Every line containing the word "Zone" must be pulled from the records.

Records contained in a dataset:
+ + + +

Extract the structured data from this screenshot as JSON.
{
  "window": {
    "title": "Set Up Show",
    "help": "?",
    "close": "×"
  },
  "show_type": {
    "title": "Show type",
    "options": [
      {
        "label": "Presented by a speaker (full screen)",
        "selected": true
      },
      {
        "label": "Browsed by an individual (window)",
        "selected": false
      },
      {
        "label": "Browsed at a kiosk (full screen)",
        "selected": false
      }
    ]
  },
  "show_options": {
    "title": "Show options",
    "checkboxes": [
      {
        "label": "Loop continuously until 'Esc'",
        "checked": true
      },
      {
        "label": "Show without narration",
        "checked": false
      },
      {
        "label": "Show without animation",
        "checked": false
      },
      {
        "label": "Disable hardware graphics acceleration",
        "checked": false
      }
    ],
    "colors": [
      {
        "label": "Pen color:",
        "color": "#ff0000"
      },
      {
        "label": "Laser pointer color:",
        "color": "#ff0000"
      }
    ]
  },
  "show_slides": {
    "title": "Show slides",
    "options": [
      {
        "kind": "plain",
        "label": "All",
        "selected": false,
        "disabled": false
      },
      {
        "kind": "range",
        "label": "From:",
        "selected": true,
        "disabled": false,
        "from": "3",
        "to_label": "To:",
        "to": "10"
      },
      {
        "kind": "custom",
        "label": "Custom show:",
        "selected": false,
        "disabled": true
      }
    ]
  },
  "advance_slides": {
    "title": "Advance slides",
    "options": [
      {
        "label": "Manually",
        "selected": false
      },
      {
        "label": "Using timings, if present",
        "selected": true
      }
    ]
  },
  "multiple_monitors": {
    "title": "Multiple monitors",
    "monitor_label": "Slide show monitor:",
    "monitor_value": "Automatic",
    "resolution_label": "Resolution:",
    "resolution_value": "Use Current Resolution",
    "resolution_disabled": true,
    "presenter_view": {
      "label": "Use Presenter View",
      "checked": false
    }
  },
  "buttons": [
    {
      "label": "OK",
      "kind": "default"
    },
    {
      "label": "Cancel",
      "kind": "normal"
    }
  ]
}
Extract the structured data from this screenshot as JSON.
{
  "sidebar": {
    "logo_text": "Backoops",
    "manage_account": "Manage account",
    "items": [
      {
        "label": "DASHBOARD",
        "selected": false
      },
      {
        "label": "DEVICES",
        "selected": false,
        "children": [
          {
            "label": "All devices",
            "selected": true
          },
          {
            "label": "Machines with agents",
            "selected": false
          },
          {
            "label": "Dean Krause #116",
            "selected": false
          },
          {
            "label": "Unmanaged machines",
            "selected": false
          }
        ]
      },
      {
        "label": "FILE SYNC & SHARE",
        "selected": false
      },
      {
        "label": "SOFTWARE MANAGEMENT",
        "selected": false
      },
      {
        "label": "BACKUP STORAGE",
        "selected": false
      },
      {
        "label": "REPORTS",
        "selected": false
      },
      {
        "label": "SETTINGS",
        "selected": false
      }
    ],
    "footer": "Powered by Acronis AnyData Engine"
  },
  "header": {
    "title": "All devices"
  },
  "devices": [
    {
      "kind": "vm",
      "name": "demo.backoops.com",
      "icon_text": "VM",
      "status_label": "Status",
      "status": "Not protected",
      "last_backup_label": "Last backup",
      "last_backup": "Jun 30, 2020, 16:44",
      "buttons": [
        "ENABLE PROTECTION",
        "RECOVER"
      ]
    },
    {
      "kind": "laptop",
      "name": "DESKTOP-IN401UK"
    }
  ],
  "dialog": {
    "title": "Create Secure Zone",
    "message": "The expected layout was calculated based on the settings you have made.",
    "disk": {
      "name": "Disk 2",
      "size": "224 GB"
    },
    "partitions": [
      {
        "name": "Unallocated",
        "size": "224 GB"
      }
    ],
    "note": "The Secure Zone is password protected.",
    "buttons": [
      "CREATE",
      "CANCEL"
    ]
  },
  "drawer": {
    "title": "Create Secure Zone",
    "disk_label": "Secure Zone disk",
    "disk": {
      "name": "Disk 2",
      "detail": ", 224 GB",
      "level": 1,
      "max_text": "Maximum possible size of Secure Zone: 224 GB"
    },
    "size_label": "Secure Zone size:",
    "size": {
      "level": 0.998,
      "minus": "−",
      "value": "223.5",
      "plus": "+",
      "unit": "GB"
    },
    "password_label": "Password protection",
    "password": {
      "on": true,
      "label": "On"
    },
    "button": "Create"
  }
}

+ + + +

TASK SOLUTION:
    "title": "Create Secure Zone",
    "note": "The Secure Zone is password protected.",
    "title": "Create Secure Zone",
    "disk_label": "Secure Zone disk",
      "max_text": "Maximum possible size of Secure Zone: 224 GB"
    "size_label": "Secure Zone size:",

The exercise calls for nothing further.